Exercise description ▸ Go through the data below and return each line where the string "tower" occurs.

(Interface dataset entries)
•••

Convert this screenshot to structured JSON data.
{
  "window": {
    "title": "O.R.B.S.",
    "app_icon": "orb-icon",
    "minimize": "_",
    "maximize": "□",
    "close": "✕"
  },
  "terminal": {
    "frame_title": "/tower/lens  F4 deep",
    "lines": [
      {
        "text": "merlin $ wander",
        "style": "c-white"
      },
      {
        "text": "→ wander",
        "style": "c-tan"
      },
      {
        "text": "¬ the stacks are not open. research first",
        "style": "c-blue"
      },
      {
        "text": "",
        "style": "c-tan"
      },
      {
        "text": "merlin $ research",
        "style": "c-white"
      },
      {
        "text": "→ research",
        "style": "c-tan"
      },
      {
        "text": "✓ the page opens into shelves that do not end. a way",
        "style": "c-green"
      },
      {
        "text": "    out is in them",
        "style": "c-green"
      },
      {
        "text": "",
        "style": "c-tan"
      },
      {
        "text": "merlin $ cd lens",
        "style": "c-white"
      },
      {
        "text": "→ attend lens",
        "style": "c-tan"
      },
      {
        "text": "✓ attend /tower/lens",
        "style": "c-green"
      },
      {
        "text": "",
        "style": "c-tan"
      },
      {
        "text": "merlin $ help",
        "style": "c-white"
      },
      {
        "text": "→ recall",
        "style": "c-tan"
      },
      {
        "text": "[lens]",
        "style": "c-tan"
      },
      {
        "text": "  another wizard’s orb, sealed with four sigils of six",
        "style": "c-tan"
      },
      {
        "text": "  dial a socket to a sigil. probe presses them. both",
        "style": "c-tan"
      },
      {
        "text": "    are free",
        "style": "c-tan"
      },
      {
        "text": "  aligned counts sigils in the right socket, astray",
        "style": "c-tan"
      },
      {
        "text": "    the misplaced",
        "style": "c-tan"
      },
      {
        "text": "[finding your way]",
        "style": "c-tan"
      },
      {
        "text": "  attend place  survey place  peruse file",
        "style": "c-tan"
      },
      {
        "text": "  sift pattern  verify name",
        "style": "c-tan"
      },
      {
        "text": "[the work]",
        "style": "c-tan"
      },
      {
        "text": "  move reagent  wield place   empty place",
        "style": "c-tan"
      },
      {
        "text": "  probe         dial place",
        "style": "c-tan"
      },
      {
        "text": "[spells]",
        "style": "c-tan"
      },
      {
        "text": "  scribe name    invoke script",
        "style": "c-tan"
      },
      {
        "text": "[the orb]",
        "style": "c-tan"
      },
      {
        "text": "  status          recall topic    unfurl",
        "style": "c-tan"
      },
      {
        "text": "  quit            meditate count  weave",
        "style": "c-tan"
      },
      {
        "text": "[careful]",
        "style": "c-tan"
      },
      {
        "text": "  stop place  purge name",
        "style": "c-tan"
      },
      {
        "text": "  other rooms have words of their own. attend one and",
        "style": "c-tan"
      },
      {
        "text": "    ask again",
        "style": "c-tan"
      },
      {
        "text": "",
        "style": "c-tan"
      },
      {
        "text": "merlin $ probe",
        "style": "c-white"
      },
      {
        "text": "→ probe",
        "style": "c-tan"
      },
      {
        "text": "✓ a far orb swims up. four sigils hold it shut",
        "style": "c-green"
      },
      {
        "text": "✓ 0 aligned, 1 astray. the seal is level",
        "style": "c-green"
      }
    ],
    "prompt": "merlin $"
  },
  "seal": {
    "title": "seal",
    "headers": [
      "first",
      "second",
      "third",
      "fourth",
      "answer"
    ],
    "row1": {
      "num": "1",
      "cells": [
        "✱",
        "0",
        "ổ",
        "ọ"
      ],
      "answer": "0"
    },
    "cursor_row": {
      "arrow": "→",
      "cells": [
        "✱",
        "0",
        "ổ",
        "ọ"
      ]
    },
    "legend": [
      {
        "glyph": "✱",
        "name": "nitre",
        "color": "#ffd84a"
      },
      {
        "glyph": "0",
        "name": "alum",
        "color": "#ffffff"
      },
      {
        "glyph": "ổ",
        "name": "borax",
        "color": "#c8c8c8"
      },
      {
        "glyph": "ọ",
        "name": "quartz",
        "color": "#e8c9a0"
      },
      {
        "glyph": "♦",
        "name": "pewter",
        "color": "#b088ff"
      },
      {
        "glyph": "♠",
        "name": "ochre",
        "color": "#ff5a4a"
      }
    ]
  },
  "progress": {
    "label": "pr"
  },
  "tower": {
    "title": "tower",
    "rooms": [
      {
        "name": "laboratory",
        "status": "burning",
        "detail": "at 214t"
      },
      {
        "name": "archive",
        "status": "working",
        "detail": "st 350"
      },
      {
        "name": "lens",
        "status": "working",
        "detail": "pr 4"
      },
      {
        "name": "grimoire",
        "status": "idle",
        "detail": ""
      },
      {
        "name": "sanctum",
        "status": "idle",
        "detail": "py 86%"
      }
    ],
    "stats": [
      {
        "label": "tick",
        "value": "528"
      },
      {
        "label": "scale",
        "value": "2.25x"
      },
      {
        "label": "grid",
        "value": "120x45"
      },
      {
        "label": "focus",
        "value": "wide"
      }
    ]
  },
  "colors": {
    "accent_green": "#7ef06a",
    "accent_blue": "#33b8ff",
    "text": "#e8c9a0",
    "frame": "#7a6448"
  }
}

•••

Response below ▸
    "frame_title": "/tower/lens  F4 deep",
        "text": "✓ attend /tower/lens",
  "tower": {
    "title": "tower",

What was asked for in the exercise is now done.